#### PROBLEM REQUIREMENTS
Exact copies of all the lines below are wanted, without a single picture.

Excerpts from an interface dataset
****************

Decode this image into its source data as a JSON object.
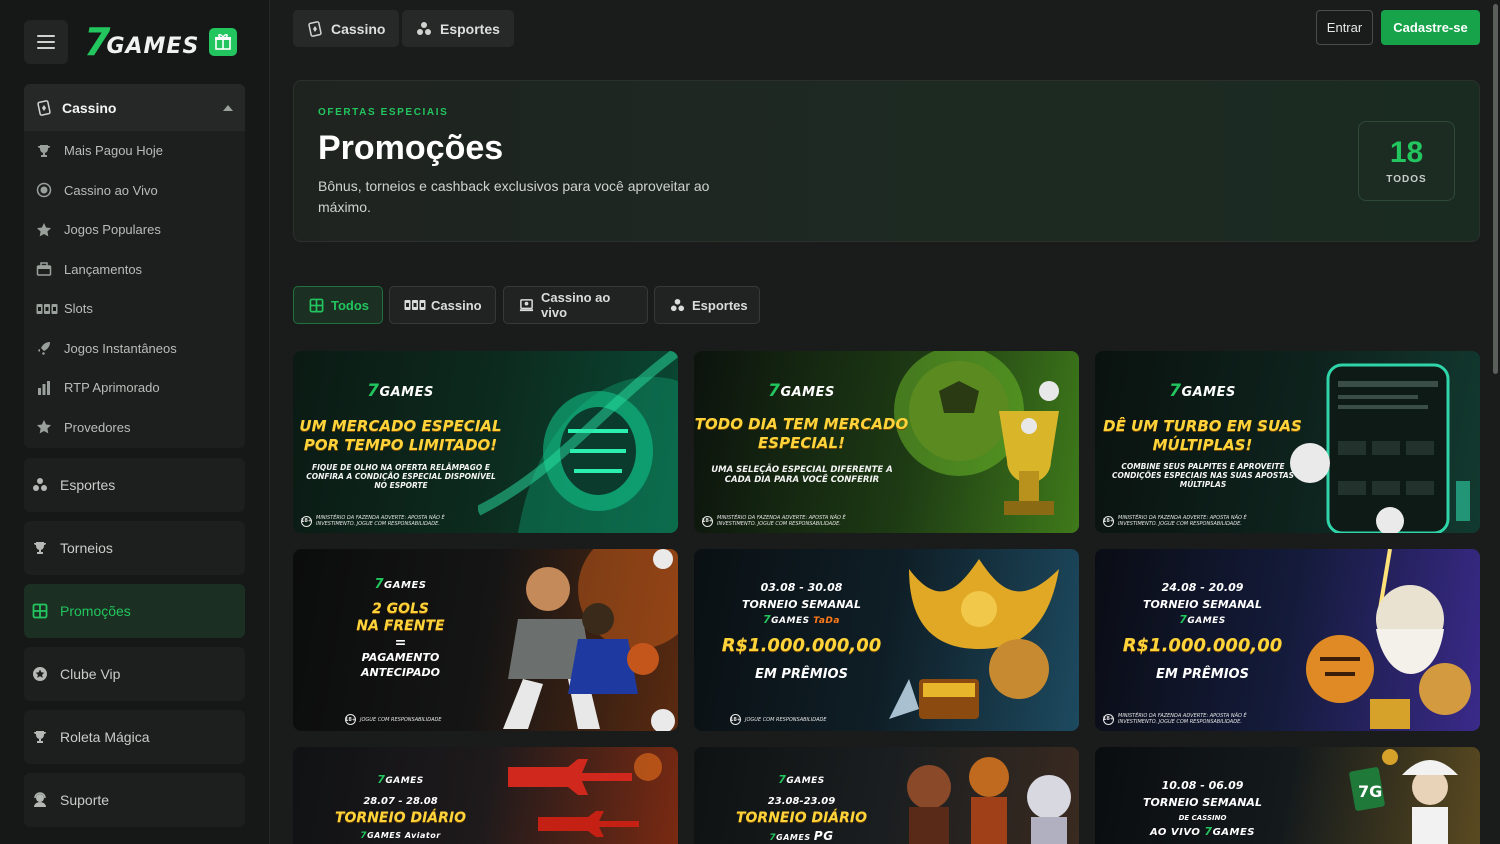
{
  "sidebar": {
    "logo_seven": "7",
    "logo_word": "GAMES",
    "cassino_label": "Cassino",
    "cassino_items": [
      {
        "label": "Mais Pagou Hoje",
        "icon": "trophy-icon"
      },
      {
        "label": "Cassino ao Vivo",
        "icon": "live-icon"
      },
      {
        "label": "Jogos Populares",
        "icon": "star-icon"
      },
      {
        "label": "Lançamentos",
        "icon": "gift-box-icon"
      },
      {
        "label": "Slots",
        "icon": "slots-icon"
      },
      {
        "label": "Jogos Instantâneos",
        "icon": "rocket-icon"
      },
      {
        "label": "RTP Aprimorado",
        "icon": "bar-chart-icon"
      },
      {
        "label": "Provedores",
        "icon": "star-icon"
      }
    ],
    "esportes": "Esportes",
    "torneios": "Torneios",
    "promocoes": "Promoções",
    "clube_vip": "Clube Vip",
    "roleta": "Roleta Mágica",
    "suporte": "Suporte"
  },
  "topbar": {
    "cassino": "Cassino",
    "esportes": "Esportes",
    "entrar": "Entrar",
    "cadastro": "Cadastre-se"
  },
  "hero": {
    "eyebrow": "OFERTAS ESPECIAIS",
    "title": "Promoções",
    "description": "Bônus, torneios e cashback exclusivos para você aproveitar ao máximo.",
    "count": "18",
    "count_label": "TODOS"
  },
  "filters": {
    "todos": "Todos",
    "cassino": "Cassino",
    "cassino_vivo": "Cassino ao vivo",
    "esportes": "Esportes"
  },
  "colors": {
    "accent": "#22c55e",
    "background": "#1a1c1b",
    "sidebar": "#161817"
  },
  "cards": {
    "brand": "GAMES",
    "c1": {
      "headline": "UM MERCADO ESPECIAL POR TEMPO LIMITADO!",
      "sub": "FIQUE DE OLHO NA OFERTA RELÂMPAGO E CONFIRA A CONDIÇÃO ESPECIAL DISPONÍVEL NO ESPORTE",
      "footer": "MINISTÉRIO DA FAZENDA ADVERTE: APOSTA NÃO É INVESTIMENTO. JOGUE COM RESPONSABILIDADE."
    },
    "c2": {
      "headline": "TODO DIA TEM MERCADO ESPECIAL!",
      "sub": "UMA SELEÇÃO ESPECIAL DIFERENTE A CADA DIA PARA VOCÊ CONFERIR",
      "footer": "MINISTÉRIO DA FAZENDA ADVERTE: APOSTA NÃO É INVESTIMENTO. JOGUE COM RESPONSABILIDADE."
    },
    "c3": {
      "headline": "DÊ UM TURBO EM SUAS MÚLTIPLAS!",
      "sub": "COMBINE SEUS PALPITES E APROVEITE CONDIÇÕES ESPECIAIS NAS SUAS APOSTAS MÚLTIPLAS",
      "footer": "MINISTÉRIO DA FAZENDA ADVERTE: APOSTA NÃO É INVESTIMENTO. JOGUE COM RESPONSABILIDADE."
    },
    "c4": {
      "line1": "2 GOLS",
      "line2": "NA FRENTE",
      "equals": "=",
      "line3": "PAGAMENTO",
      "line4": "ANTECIPADO",
      "footer": "JOGUE COM RESPONSABILIDADE"
    },
    "c5": {
      "date": "03.08 - 30.08",
      "tourney": "TORNEIO SEMANAL",
      "partner": "TaDa",
      "prize": "R$1.000.000,00",
      "em": "EM PRÊMIOS",
      "footer": "JOGUE COM RESPONSABILIDADE"
    },
    "c6": {
      "date": "24.08 - 20.09",
      "tourney": "TORNEIO SEMANAL",
      "prize": "R$1.000.000,00",
      "em": "EM PRÊMIOS",
      "footer": "MINISTÉRIO DA FAZENDA ADVERTE: APOSTA NÃO É INVESTIMENTO. JOGUE COM RESPONSABILIDADE."
    },
    "c7": {
      "date": "28.07 - 28.08",
      "tourney": "TORNEIO DIÁRIO",
      "partner": "Aviator"
    },
    "c8": {
      "date": "23.08-23.09",
      "tourney": "TORNEIO DIÁRIO",
      "partner": "PG"
    },
    "c9": {
      "date": "10.08 - 06.09",
      "tourney": "TORNEIO SEMANAL",
      "sub": "DE CASSINO",
      "line": "AO VIVO"
    }
  }
}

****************

#### ANSWER BOX
Decode this image into its source data as a JSON object.
{
  "sidebar": {
    "logo_seven": "7",
    "logo_word": "GAMES",
    "cassino_label": "Cassino",
    "cassino_items": [
      {
        "label": "Mais Pagou Hoje",
        "icon": "trophy-icon"
      },
      {
        "label": "Cassino ao Vivo",
        "icon": "live-icon"
      },
      {
        "label": "Jogos Populares",
        "icon": "star-icon"
      },
      {
        "label": "Lançamentos",
        "icon": "gift-box-icon"
      },
      {
        "label": "Slots",
        "icon": "slots-icon"
      },
      {
        "label": "Jogos Instantâneos",
        "icon": "rocket-icon"
      },
      {
        "label": "RTP Aprimorado",
        "icon": "bar-chart-icon"
      },
      {
        "label": "Provedores",
        "icon": "star-icon"
      }
    ],
    "esportes": "Esportes",
    "torneios": "Torneios",
    "promocoes": "Promoções",
    "clube_vip": "Clube Vip",
    "roleta": "Roleta Mágica",
    "suporte": "Suporte"
  },
  "topbar": {
    "cassino": "Cassino",
    "esportes": "Esportes",
    "entrar": "Entrar",
    "cadastro": "Cadastre-se"
  },
  "hero": {
    "eyebrow": "OFERTAS ESPECIAIS",
    "title": "Promoções",
    "description": "Bônus, torneios e cashback exclusivos para você aproveitar ao máximo.",
    "count": "18",
    "count_label": "TODOS"
  },
  "filters": {
    "todos": "Todos",
    "cassino": "Cassino",
    "cassino_vivo": "Cassino ao vivo",
    "esportes": "Esportes"
  },
  "colors": {
    "accent": "#22c55e",
    "background": "#1a1c1b",
    "sidebar": "#161817"
  },
  "cards": {
    "brand": "GAMES",
    "c1": {
      "headline": "UM MERCADO ESPECIAL POR TEMPO LIMITADO!",
      "sub": "FIQUE DE OLHO NA OFERTA RELÂMPAGO E CONFIRA A CONDIÇÃO ESPECIAL DISPONÍVEL NO ESPORTE",
      "footer": "MINISTÉRIO DA FAZENDA ADVERTE: APOSTA NÃO É INVESTIMENTO. JOGUE COM RESPONSABILIDADE."
    },
    "c2": {
      "headline": "TODO DIA TEM MERCADO ESPECIAL!",
      "sub": "UMA SELEÇÃO ESPECIAL DIFERENTE A CADA DIA PARA VOCÊ CONFERIR",
      "footer": "MINISTÉRIO DA FAZENDA ADVERTE: APOSTA NÃO É INVESTIMENTO. JOGUE COM RESPONSABILIDADE."
    },
    "c3": {
      "headline": "DÊ UM TURBO EM SUAS MÚLTIPLAS!",
      "sub": "COMBINE SEUS PALPITES E APROVEITE CONDIÇÕES ESPECIAIS NAS SUAS APOSTAS MÚLTIPLAS",
      "footer": "MINISTÉRIO DA FAZENDA ADVERTE: APOSTA NÃO É INVESTIMENTO. JOGUE COM RESPONSABILIDADE."
    },
    "c4": {
      "line1": "2 GOLS",
      "line2": "NA FRENTE",
      "equals": "=",
      "line3": "PAGAMENTO",
      "line4": "ANTECIPADO",
      "footer": "JOGUE COM RESPONSABILIDADE"
    },
    "c5": {
      "date": "03.08 - 30.08",
      "tourney": "TORNEIO SEMANAL",
      "partner": "TaDa",
      "prize": "R$1.000.000,00",
      "em": "EM PRÊMIOS",
      "footer": "JOGUE COM RESPONSABILIDADE"
    },
    "c6": {
      "date": "24.08 - 20.09",
      "tourney": "TORNEIO SEMANAL",
      "prize": "R$1.000.000,00",
      "em": "EM PRÊMIOS",
      "footer": "MINISTÉRIO DA FAZENDA ADVERTE: APOSTA NÃO É INVESTIMENTO. JOGUE COM RESPONSABILIDADE."
    },
    "c7": {
      "date": "28.07 - 28.08",
      "tourney": "TORNEIO DIÁRIO",
      "partner": "Aviator"
    },
    "c8": {
      "date": "23.08-23.09",
      "tourney": "TORNEIO DIÁRIO",
      "partner": "PG"
    },
    "c9": {
      "date": "10.08 - 06.09",
      "tourney": "TORNEIO SEMANAL",
      "sub": "DE CASSINO",
      "line": "AO VIVO"
    }
  }
}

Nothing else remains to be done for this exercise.